Healthy eating can lead to major improvements in health and well-being. When people eat healthy foods, their bodies get all the required nutrients it needs to function perfectly. It is a good thing to eat healthy. The health benefits are numerous.
However, for some people, the focus on healthy eating can become obsessive and develop into an eating disorder known as orthorexia. Like other eating disorders, orthorexia can have severe consequences.
WHAT IS ORTHOREXIA?
Orthorexia, or orthorexia nervosa, is an eating disorder that involves an unhealthy obsession with healthy eating.
Unlike other eating disorders, orthorexia mostly revolves around food quality, not quantity. Unlike with anorexia or bulimia, people with orthorexia are rarely focused on losing weight.
Instead, they have an extreme fixation with the purity of their foods, as well as an obsession with the benefits of healthy eating.
WHAT CAUSES ORTHOREXIA?
Although you may begin a diet simply intending to improve your health, this focus can become more extreme. You can become obsessed with healthy eating if you don’t strike a balance. Over time, your good health intentions can slowly develop into full-blown orthorexia.
Research on the precise causes of orthorexia is sparse, but obsessive-compulsive tendencies and former or current eating disorders are known risk factors.
Other risk factors include tendencies toward perfectionism, high anxiety, or a need for control.

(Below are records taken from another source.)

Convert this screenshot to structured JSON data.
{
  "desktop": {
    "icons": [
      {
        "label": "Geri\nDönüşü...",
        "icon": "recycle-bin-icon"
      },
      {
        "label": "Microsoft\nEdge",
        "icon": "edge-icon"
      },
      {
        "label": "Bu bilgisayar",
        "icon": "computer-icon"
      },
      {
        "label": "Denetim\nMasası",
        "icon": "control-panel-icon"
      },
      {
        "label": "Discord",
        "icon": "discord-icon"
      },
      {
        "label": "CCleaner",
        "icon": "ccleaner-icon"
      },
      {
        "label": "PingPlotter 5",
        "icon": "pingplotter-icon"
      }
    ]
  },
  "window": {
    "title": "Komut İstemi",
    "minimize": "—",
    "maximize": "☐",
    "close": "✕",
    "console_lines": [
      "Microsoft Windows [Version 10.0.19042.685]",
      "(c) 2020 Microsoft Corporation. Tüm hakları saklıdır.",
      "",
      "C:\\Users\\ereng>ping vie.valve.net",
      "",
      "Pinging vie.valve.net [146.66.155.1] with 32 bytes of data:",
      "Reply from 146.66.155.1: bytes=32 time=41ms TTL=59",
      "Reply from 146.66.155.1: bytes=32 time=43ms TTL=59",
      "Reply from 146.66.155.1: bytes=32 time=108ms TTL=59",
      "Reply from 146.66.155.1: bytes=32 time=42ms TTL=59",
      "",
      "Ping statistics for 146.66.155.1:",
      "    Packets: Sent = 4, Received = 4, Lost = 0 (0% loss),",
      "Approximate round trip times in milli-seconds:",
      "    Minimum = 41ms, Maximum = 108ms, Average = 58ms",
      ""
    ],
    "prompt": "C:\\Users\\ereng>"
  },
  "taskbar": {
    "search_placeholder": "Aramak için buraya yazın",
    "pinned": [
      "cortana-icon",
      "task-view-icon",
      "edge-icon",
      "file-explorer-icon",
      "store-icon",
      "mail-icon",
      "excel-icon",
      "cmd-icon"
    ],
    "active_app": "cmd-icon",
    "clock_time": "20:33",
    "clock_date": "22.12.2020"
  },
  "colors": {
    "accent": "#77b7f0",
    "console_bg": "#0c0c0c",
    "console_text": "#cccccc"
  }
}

Several studies also report that individuals focused on health for their career may have a higher risk of developing orthorexia.
The risk may also depend on age, gender, education level, and socioeconomic status, but more research is needed before conclusions can be reached.
HOW COMMON IS ORTHOREXIA?
In some cases, it can be hard to differentiate between orthorexia and a normal preoccupation with healthy eating.
For this reason, it’s hard to determine how common orthorexia is. The rates in studies range from 6% to 90%. Part of this is also because the diagnostic criteria are not universally agreed upon.
What’s more, the criteria don’t assess whether the behaviors negatively impact the person’s social, physical, or mental health, which is a crucial part of orthorexia.
Enthusiasm for healthy eating only transforms into orthorexia when it turns into an obsession that negatively affects everyday life, such as extreme weight loss or a refusal to eat out with friends.
When taking these negative effects into account, orthorexia rates drop to less than 1%, which is much more in line with the rates of other eating disorders.
HOW IS ORTHOREXIA DIAGNOSED?
To make the distinction between healthy eating and orthorexia clearer, Bratman and Dunn recently proposed the following two-part diagnostic criteria:
1. An obsessive focus on healthy eating
The first part is an obsessive focus on healthy eating that involves exaggerated emotional distress related to food choices. This can include:
•Behaviors or thoughts: Compulsive behaviors or mental preoccupations with dietary choices are believed to promote optimal health.
•Self-imposed anxiety: Breaking self-imposed dietary rules causes anxiety, shame, fear of disease, sense of impurity, or negative physical sensations.
•Severe restrictions: Dietary restrictions that escalate over time and can include the elimination of entire food groups and addition of cleanses, fasts, or both.
2. Behavior that disrupts daily life
The second part is compulsive behavior that prevents normal daily functioning. This can happen through any of the following ways:
•Medical issues: Malnutrition, severe weight loss, or other medical complications are examples of health conditions that can result from this type of compulsive behavior.
•Lifestyle disruption: Personal distress or difficult social or academic functioning due to beliefs or behaviors related to healthy eating can cause lifestyle disruptions.
•Emotional dependence: Body image, self-worth, identity, or satisfaction can be excessively dependent on complying with self-imposed dietary rules.
NEGATIVE HEALTH EFFECTS OF ORTHOREXIA
The negative health effects linked to orthorexia generally fall under one of the following three categories:
1. Physical effects
Although studies on orthorexia are limited, this condition is likely to lead to many of the same medical complications as other eating disorders.
For instance, a shortage in essential nutrients caused by restrictive eating can result in malnutrition, anemia, or an abnormally slow heart rate.
Severe malnutrition may lead to digestion problems, electrolyte and hormonal imbalances, metabolic acidosis and impaired bone health. These physical complications can be life threatening and shouldn’t be underestimated.
2. Psychological effects
Individuals with orthorexia can experience intense frustration when their food-related habits are disrupted.
What’s more, breaking self-imposed dietary rules is likely to cause feelings of guilt, self-loathing, or a compulsion toward “purification” through cleanses or fasts.